** Opening Given entries block **

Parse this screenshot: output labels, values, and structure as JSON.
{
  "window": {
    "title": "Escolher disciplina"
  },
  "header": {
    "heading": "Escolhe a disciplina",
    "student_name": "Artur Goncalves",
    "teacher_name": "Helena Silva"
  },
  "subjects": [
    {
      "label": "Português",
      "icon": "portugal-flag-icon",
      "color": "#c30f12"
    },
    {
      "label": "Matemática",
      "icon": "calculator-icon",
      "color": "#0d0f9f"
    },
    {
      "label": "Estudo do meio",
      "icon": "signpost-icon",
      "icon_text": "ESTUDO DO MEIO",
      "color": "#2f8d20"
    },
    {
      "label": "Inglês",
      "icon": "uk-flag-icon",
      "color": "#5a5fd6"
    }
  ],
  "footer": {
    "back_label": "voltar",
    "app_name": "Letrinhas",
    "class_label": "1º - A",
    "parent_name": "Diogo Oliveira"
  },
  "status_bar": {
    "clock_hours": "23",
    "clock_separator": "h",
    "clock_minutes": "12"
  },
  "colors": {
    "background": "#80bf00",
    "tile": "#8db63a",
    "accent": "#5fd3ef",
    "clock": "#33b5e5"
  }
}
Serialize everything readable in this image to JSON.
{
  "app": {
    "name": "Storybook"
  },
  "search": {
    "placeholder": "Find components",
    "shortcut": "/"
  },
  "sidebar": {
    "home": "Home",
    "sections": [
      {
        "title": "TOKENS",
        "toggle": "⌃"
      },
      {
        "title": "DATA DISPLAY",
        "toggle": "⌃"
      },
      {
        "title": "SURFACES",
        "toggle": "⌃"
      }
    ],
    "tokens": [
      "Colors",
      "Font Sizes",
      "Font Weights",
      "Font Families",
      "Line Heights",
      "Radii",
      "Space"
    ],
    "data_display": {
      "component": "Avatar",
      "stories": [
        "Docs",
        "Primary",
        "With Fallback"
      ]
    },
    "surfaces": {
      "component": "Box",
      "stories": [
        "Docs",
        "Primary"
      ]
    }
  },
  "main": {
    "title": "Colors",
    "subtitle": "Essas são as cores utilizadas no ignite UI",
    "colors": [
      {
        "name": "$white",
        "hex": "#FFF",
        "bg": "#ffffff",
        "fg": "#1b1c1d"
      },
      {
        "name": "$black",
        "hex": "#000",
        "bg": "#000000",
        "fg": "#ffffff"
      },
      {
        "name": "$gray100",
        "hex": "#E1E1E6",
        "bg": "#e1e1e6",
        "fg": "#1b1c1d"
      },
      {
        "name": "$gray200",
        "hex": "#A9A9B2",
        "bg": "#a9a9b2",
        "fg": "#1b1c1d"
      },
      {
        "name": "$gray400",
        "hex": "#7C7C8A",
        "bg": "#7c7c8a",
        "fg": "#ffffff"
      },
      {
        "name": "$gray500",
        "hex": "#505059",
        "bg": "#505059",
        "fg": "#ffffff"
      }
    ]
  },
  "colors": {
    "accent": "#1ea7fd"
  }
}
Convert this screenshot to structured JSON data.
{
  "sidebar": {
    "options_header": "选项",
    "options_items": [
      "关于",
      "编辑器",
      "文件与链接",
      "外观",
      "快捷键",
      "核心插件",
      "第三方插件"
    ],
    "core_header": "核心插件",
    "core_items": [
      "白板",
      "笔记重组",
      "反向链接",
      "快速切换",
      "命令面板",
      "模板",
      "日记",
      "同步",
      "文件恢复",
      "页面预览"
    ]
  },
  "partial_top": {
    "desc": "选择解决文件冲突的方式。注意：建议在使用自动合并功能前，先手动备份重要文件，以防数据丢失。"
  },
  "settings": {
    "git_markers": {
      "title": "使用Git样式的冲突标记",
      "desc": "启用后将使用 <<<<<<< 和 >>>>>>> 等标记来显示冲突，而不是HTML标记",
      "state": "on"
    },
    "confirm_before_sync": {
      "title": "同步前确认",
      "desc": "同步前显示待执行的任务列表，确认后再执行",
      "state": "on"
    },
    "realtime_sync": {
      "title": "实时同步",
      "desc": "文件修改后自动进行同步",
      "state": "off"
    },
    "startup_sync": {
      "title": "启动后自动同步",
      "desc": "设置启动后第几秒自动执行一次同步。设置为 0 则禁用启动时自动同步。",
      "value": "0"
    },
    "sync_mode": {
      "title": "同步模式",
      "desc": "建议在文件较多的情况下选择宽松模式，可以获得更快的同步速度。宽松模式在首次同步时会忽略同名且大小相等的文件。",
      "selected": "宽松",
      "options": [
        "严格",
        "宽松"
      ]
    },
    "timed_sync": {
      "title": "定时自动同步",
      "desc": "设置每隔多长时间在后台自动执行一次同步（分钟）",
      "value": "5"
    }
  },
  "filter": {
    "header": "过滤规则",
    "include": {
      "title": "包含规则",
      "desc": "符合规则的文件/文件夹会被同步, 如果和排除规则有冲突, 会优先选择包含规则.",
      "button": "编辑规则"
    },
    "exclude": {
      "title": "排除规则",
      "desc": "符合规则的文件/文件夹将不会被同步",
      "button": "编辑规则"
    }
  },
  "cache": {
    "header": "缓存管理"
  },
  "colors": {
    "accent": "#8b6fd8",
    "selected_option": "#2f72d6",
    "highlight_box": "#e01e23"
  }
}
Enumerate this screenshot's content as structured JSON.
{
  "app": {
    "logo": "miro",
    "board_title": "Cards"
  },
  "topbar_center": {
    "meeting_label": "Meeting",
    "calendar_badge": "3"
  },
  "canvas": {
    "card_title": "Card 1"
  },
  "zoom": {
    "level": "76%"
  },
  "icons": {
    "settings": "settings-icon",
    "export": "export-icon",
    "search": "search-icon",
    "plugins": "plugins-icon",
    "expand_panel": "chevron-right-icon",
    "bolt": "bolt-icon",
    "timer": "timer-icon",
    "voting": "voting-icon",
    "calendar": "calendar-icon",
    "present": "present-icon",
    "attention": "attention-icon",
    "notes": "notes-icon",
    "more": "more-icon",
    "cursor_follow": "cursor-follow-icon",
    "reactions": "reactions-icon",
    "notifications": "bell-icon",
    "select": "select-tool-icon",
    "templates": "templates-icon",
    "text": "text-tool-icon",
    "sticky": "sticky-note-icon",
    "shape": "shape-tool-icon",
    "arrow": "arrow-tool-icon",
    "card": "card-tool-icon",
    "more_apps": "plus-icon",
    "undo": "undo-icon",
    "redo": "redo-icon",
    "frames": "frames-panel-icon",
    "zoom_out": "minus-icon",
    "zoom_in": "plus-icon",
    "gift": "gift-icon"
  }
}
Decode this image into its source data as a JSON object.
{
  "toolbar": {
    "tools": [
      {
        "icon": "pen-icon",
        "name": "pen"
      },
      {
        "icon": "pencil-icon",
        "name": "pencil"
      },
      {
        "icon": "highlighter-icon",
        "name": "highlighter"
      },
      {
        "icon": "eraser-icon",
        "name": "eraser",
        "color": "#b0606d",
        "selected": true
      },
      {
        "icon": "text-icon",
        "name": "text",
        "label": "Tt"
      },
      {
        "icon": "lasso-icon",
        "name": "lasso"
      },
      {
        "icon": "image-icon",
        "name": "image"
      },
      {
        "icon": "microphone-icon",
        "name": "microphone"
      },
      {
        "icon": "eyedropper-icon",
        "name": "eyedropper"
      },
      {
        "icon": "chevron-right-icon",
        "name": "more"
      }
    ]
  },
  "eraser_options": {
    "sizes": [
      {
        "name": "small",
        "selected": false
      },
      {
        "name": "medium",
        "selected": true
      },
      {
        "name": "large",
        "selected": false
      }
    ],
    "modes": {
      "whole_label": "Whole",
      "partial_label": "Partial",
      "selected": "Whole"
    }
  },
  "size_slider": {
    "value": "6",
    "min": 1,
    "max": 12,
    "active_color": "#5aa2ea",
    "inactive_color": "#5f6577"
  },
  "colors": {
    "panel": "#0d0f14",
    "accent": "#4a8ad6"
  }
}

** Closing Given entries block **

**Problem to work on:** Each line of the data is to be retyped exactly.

**Task output:**
Parse this screenshot: output labels, values, and structure as JSON.
{
  "window": {
    "title": "Escolher disciplina"
  },
  "header": {
    "heading": "Escolhe a disciplina",
    "student_name": "Artur Goncalves",
    "teacher_name": "Helena Silva"
  },
  "subjects": [
    {
      "label": "Português",
      "icon": "portugal-flag-icon",
      "color": "#c30f12"
    },
    {
      "label": "Matemática",
      "icon": "calculator-icon",
      "color": "#0d0f9f"
    },
    {
      "label": "Estudo do meio",
      "icon": "signpost-icon",
      "icon_text": "ESTUDO DO MEIO",
      "color": "#2f8d20"
    },
    {
      "label": "Inglês",
      "icon": "uk-flag-icon",
      "color": "#5a5fd6"
    }
  ],
  "footer": {
    "back_label": "voltar",
    "app_name": "Letrinhas",
    "class_label": "1º - A",
    "parent_name": "Diogo Oliveira"
  },
  "status_bar": {
    "clock_hours": "23",
    "clock_separator": "h",
    "clock_minutes": "12"
  },
  "colors": {
    "background": "#80bf00",
    "tile": "#8db63a",
    "accent": "#5fd3ef",
    "clock": "#33b5e5"
  }
}
Serialize everything readable in this image to JSON.
{
  "app": {
    "name": "Storybook"
  },
  "search": {
    "placeholder": "Find components",
    "shortcut": "/"
  },
  "sidebar": {
    "home": "Home",
    "sections": [
      {
        "title": "TOKENS",
        "toggle": "⌃"
      },
      {
        "title": "DATA DISPLAY",
        "toggle": "⌃"
      },
      {
        "title": "SURFACES",
        "toggle": "⌃"
      }
    ],
    "tokens": [
      "Colors",
      "Font Sizes",
      "Font Weights",
      "Font Families",
      "Line Heights",
      "Radii",
      "Space"
    ],
    "data_display": {
      "component": "Avatar",
      "stories": [
        "Docs",
        "Primary",
        "With Fallback"
      ]
    },
    "surfaces": {
      "component": "Box",
      "stories": [
        "Docs",
        "Primary"
      ]
    }
  },
  "main": {
    "title": "Colors",
    "subtitle": "Essas são as cores utilizadas no ignite UI",
    "colors": [
      {
        "name": "$white",
        "hex": "#FFF",
        "bg": "#ffffff",
        "fg": "#1b1c1d"
      },
      {
        "name": "$black",
        "hex": "#000",
        "bg": "#000000",
        "fg": "#ffffff"
      },
      {
        "name": "$gray100",
        "hex": "#E1E1E6",
        "bg": "#e1e1e6",
        "fg": "#1b1c1d"
      },
      {
        "name": "$gray200",
        "hex": "#A9A9B2",
        "bg": "#a9a9b2",
        "fg": "#1b1c1d"
      },
      {
        "name": "$gray400",
        "hex": "#7C7C8A",
        "bg": "#7c7c8a",
        "fg": "#ffffff"
      },
      {
        "name": "$gray500",
        "hex": "#505059",
        "bg": "#505059",
        "fg": "#ffffff"
      }
    ]
  },
  "colors": {
    "accent": "#1ea7fd"
  }
}
Convert this screenshot to structured JSON data.
{
  "sidebar": {
    "options_header": "选项",
    "options_items": [
      "关于",
      "编辑器",
      "文件与链接",
      "外观",
      "快捷键",
      "核心插件",
      "第三方插件"
    ],
    "core_header": "核心插件",
    "core_items": [
      "白板",
      "笔记重组",
      "反向链接",
      "快速切换",
      "命令面板",
      "模板",
      "日记",
      "同步",
      "文件恢复",
      "页面预览"
    ]
  },
  "partial_top": {
    "desc": "选择解决文件冲突的方式。注意：建议在使用自动合并功能前，先手动备份重要文件，以防数据丢失。"
  },
  "settings": {
    "git_markers": {
      "title": "使用Git样式的冲突标记",
      "desc": "启用后将使用 <<<<<<< 和 >>>>>>> 等标记来显示冲突，而不是HTML标记",
      "state": "on"
    },
    "confirm_before_sync": {
      "title": "同步前确认",
      "desc": "同步前显示待执行的任务列表，确认后再执行",
      "state": "on"
    },
    "realtime_sync": {
      "title": "实时同步",
      "desc": "文件修改后自动进行同步",
      "state": "off"
    },
    "startup_sync": {
      "title": "启动后自动同步",
      "desc": "设置启动后第几秒自动执行一次同步。设置为 0 则禁用启动时自动同步。",
      "value": "0"
    },
    "sync_mode": {
      "title": "同步模式",
      "desc": "建议在文件较多的情况下选择宽松模式，可以获得更快的同步速度。宽松模式在首次同步时会忽略同名且大小相等的文件。",
      "selected": "宽松",
      "options": [
        "严格",
        "宽松"
      ]
    },
    "timed_sync": {
      "title": "定时自动同步",
      "desc": "设置每隔多长时间在后台自动执行一次同步（分钟）",
      "value": "5"
    }
  },
  "filter": {
    "header": "过滤规则",
    "include": {
      "title": "包含规则",
      "desc": "符合规则的文件/文件夹会被同步, 如果和排除规则有冲突, 会优先选择包含规则.",
      "button": "编辑规则"
    },
    "exclude": {
      "title": "排除规则",
      "desc": "符合规则的文件/文件夹将不会被同步",
      "button": "编辑规则"
    }
  },
  "cache": {
    "header": "缓存管理"
  },
  "colors": {
    "accent": "#8b6fd8",
    "selected_option": "#2f72d6",
    "highlight_box": "#e01e23"
  }
}
Enumerate this screenshot's content as structured JSON.
{
  "app": {
    "logo": "miro",
    "board_title": "Cards"
  },
  "topbar_center": {
    "meeting_label": "Meeting",
    "calendar_badge": "3"
  },
  "canvas": {
    "card_title": "Card 1"
  },
  "zoom": {
    "level": "76%"
  },
  "icons": {
    "settings": "settings-icon",
    "export": "export-icon",
    "search": "search-icon",
    "plugins": "plugins-icon",
    "expand_panel": "chevron-right-icon",
    "bolt": "bolt-icon",
    "timer": "timer-icon",
    "voting": "voting-icon",
    "calendar": "calendar-icon",
    "present": "present-icon",
    "attention": "attention-icon",
    "notes": "notes-icon",
    "more": "more-icon",
    "cursor_follow": "cursor-follow-icon",
    "reactions": "reactions-icon",
    "notifications": "bell-icon",
    "select": "select-tool-icon",
    "templates": "templates-icon",
    "text": "text-tool-icon",
    "sticky": "sticky-note-icon",
    "shape": "shape-tool-icon",
    "arrow": "arrow-tool-icon",
    "card": "card-tool-icon",
    "more_apps": "plus-icon",
    "undo": "undo-icon",
    "redo": "redo-icon",
    "frames": "frames-panel-icon",
    "zoom_out": "minus-icon",
    "zoom_in": "plus-icon",
    "gift": "gift-icon"
  }
}
Decode this image into its source data as a JSON object.
{
  "toolbar": {
    "tools": [
      {
        "icon": "pen-icon",
        "name": "pen"
      },
      {
        "icon": "pencil-icon",
        "name": "pencil"
      },
      {
        "icon": "highlighter-icon",
        "name": "highlighter"
      },
      {
        "icon": "eraser-icon",
        "name": "eraser",
        "color": "#b0606d",
        "selected": true
      },
      {
        "icon": "text-icon",
        "name": "text",
        "label": "Tt"
      },
      {
        "icon": "lasso-icon",
        "name": "lasso"
      },
      {
        "icon": "image-icon",
        "name": "image"
      },
      {
        "icon": "microphone-icon",
        "name": "microphone"
      },
      {
        "icon": "eyedropper-icon",
        "name": "eyedropper"
      },
      {
        "icon": "chevron-right-icon",
        "name": "more"
      }
    ]
  },
  "eraser_options": {
    "sizes": [
      {
        "name": "small",
        "selected": false
      },
      {
        "name": "medium",
        "selected": true
      },
      {
        "name": "large",
        "selected": false
      }
    ],
    "modes": {
      "whole_label": "Whole",
      "partial_label": "Partial",
      "selected": "Whole"
    }
  },
  "size_slider": {
    "value": "6",
    "min": 1,
    "max": 12,
    "active_color": "#5aa2ea",
    "inactive_color": "#5f6577"
  },
  "colors": {
    "panel": "#0d0f14",
    "accent": "#4a8ad6"
  }
}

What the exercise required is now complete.